PROVIDED DATA:
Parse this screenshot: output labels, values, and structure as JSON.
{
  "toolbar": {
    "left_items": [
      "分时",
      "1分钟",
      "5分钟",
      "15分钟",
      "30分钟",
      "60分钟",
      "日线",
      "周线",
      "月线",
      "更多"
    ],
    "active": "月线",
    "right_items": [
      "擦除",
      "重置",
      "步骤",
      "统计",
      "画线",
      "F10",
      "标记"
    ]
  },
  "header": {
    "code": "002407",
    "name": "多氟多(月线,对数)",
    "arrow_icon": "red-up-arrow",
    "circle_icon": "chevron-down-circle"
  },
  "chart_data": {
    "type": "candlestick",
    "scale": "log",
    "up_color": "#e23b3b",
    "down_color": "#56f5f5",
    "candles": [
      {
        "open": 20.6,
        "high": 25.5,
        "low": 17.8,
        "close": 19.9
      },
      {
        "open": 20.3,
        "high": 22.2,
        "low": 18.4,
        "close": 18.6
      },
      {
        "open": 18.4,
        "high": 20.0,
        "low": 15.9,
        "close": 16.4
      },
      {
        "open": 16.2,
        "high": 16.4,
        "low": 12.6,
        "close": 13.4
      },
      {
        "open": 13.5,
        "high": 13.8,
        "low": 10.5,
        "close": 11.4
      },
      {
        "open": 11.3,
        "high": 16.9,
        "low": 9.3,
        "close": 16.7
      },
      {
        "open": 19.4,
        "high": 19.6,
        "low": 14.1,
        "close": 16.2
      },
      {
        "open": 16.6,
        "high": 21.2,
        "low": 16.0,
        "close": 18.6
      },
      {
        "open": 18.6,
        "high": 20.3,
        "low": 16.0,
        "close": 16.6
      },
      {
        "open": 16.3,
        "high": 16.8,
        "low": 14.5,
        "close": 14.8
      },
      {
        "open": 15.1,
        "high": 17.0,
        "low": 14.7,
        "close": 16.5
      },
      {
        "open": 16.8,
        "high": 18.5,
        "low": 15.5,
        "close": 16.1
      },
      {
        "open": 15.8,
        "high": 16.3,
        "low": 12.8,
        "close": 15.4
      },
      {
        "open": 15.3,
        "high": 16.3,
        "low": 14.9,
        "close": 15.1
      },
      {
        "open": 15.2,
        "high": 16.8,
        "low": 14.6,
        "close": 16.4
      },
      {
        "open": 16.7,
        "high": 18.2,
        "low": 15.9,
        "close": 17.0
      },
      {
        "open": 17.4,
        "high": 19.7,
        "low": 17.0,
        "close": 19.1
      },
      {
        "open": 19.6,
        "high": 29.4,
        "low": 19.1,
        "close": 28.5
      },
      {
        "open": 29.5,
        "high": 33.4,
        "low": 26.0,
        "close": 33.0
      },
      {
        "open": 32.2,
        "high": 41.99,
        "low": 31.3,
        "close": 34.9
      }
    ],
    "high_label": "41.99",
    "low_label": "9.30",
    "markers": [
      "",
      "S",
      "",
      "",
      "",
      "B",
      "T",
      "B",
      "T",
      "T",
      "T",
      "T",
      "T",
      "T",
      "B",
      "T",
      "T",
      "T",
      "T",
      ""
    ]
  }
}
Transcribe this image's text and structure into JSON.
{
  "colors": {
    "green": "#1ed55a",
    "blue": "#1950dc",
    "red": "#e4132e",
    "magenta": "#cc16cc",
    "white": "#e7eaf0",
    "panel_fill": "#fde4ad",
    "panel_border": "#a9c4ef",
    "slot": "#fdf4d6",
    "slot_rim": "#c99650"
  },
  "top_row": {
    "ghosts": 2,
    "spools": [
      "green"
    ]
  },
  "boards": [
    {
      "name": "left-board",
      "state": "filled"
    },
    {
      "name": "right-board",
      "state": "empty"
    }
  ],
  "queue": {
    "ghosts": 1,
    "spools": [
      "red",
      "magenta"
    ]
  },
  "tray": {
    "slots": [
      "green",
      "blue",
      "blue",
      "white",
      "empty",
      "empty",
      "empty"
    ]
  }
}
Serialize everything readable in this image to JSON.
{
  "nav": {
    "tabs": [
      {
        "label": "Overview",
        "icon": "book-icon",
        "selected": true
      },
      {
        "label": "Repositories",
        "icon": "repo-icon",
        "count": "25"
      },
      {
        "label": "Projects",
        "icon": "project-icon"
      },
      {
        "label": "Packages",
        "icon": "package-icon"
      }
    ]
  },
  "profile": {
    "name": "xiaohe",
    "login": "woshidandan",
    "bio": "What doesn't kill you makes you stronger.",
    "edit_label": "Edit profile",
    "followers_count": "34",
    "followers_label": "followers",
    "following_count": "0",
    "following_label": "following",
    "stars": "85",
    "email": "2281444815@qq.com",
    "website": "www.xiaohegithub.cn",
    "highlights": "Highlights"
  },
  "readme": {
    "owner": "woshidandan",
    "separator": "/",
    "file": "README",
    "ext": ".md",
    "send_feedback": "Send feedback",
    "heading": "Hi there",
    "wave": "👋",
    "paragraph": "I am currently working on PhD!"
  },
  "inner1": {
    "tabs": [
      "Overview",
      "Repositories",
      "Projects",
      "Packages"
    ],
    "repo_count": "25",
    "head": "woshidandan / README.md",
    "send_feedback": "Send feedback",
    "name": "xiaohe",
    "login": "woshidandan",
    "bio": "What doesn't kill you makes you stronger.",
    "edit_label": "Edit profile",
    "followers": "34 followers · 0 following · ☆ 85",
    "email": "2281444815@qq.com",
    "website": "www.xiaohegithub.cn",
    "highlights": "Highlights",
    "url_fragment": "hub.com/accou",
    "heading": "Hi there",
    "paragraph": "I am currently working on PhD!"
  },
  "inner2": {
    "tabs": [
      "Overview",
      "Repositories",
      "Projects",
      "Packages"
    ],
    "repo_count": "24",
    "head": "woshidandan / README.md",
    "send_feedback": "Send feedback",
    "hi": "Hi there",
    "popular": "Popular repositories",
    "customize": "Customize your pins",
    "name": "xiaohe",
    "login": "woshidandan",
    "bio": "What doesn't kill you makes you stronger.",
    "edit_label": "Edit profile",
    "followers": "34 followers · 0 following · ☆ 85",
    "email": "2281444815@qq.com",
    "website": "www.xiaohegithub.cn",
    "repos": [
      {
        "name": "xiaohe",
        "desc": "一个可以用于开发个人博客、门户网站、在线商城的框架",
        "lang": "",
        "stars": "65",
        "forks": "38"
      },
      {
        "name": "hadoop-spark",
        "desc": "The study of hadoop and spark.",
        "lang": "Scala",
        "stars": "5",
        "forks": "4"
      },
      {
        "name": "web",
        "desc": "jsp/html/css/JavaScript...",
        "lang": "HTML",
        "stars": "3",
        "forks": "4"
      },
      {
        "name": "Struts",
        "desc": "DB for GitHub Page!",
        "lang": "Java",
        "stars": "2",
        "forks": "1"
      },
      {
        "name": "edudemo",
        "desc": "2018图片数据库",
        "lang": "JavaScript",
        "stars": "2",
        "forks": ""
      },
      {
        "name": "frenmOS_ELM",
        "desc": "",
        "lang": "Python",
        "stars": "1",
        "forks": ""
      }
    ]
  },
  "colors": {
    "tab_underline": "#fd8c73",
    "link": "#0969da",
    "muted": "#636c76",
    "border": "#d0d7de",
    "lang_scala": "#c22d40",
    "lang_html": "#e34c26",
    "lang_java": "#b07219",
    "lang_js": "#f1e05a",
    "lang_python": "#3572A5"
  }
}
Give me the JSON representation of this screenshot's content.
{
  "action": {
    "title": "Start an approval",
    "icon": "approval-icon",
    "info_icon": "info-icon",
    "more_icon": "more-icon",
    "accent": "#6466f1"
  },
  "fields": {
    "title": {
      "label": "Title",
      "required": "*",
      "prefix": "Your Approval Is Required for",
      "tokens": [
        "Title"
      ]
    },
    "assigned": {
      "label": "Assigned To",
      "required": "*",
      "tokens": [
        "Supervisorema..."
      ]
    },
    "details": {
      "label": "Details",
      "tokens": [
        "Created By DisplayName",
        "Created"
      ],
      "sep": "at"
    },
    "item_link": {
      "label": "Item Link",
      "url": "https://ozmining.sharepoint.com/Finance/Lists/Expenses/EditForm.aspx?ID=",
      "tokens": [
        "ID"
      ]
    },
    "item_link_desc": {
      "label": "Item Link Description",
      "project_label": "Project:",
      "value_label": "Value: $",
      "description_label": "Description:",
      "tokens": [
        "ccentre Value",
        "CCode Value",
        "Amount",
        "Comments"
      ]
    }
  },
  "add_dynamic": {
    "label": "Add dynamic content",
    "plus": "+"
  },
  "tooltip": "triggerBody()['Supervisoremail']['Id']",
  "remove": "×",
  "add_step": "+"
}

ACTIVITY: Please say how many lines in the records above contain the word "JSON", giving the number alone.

THE COMPLETED TASK: 4